The following Python code sets up a simulation of the game. In this simulation,

  1. Three doors are set up.
  2. A car is randomly assigned to a door, and other two are kept empty.
  3. A door is selected randomly as contestant's choice.
  4. Out of the other two doors, a door not containing the car is eliminated.
  5. Contestant's choice is switched.
  6. Door corresponding to the contestant's final choice is opened. If the door contains the car, contestant wins.
In [1]:
from random import randint

def setupDoors() :
    #Set up three doors, assign car randomly to one of the doors, car is represented by *
    doors = dict.fromkeys([1, 2, 3])
    doors[randint(1,3)] = "*"
    return doors

def chooseDoor():
    #Select a random door out of the three doors
    return randint(1,3)

def eliminateDoor(doors, selectedDoor):
    #Eliminate a door which isn't selected by the player and doesn't have a car behind it
    eligibleDoors = []
    for key, value in doors.items():
        if key != selectedDoor and value != "*":
    if len(eligibleDoors) == 1:
    return doors

def switchDoor(doors, selectedDoor):
    #Switch the player's choice
    for key in doors.iteritems():
        if key[0] != selectedDoor:
            return key[0]

def openDoor(doors, selectedDoor):
    #Open the player's final selection
    if doors[selectedDoor] == "*":
        return 1
        return 0
def playGame(output):
    doors = setupDoors()
        print "Initial doors = " 
        print doors
    doorChoice = chooseDoor()
    if (output):
        print "\nPlayer's choice" 
        print doorChoice
    newDoors = eliminateDoor(doors, doorChoice)
        print "\nDoors after eliminating one door = " 
        print newDoors
    doorChoice = switchDoor(doors, doorChoice)
        print "\nFinal choice" 
        print doorChoice
    result = openDoor(newDoors, doorChoice)
        if(result == 1):
            print "\nPlayer Won"
            print "\nPlayer Lost"
    return result

Let's run one iteration of the game and check the output.

In [3]:
playGame(output = True)
Initial doors = 
{1: '*', 2: None, 3: None}

Player's choice

Doors after eliminating one door = 
{1: '*', 3: None}

Final choice

Player Lost

Running a single game proves nothing.
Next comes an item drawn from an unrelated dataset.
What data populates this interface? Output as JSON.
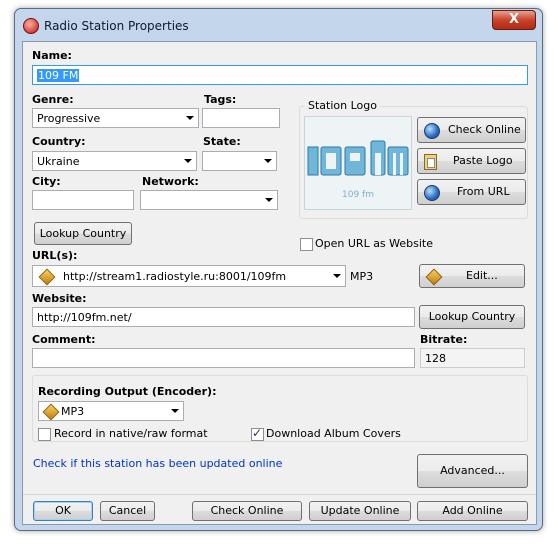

In order to achieve statistically significant results, let's run a simulation of 1000 iterations, calculating number of games won in 100 games.

In [11]:
import matplotlib.pyplot as plt
import scipy.stats as stats
import numpy as np

def runHundredGames():
    result = []
    for i in xrange(100):
        result.append(playGame(output = False))
    return sum(result)
def runSimulation():
    finalResult = []
    avgResult = []
    for k in xrange(1000):
    plt.plot(range(1000), avgResult)
    plt.title("Plot 1 - Simulations vs Avg  games won in 100 games \n")
    plt.ylabel("Average games won in 100 games")
    plt.xlabel("Number of Simulations")
    #Fitting a normal distribution 
    sFinalResult = sorted(finalResult)
    normalDistFit = stats.norm.pdf(sFinalResult, np.mean(sFinalResult), np.std(sFinalResult))
    plt.plot(sFinalResult ,normalDistFit)
    plt.title("Plot 2 - Histogram of Number of games won in 100 games \n")
    plt.xlabel("Number of games won in 100 games")
    return finalResult

result = runSimulation()

Simulation Analysis

Plot 1 shows the relation between 'Avg number of games won in 100' and 'Number of simulations'. As number of simulations increase the average number of games won stabilizes near 66.66.

Plot 2 is a histogram of Number of won in 100 games, the blue curve is a Normal distribution with Mean = Simulation Mean and Standard Deviation = Simulation Standard Deviation. The histogram is centered around 66.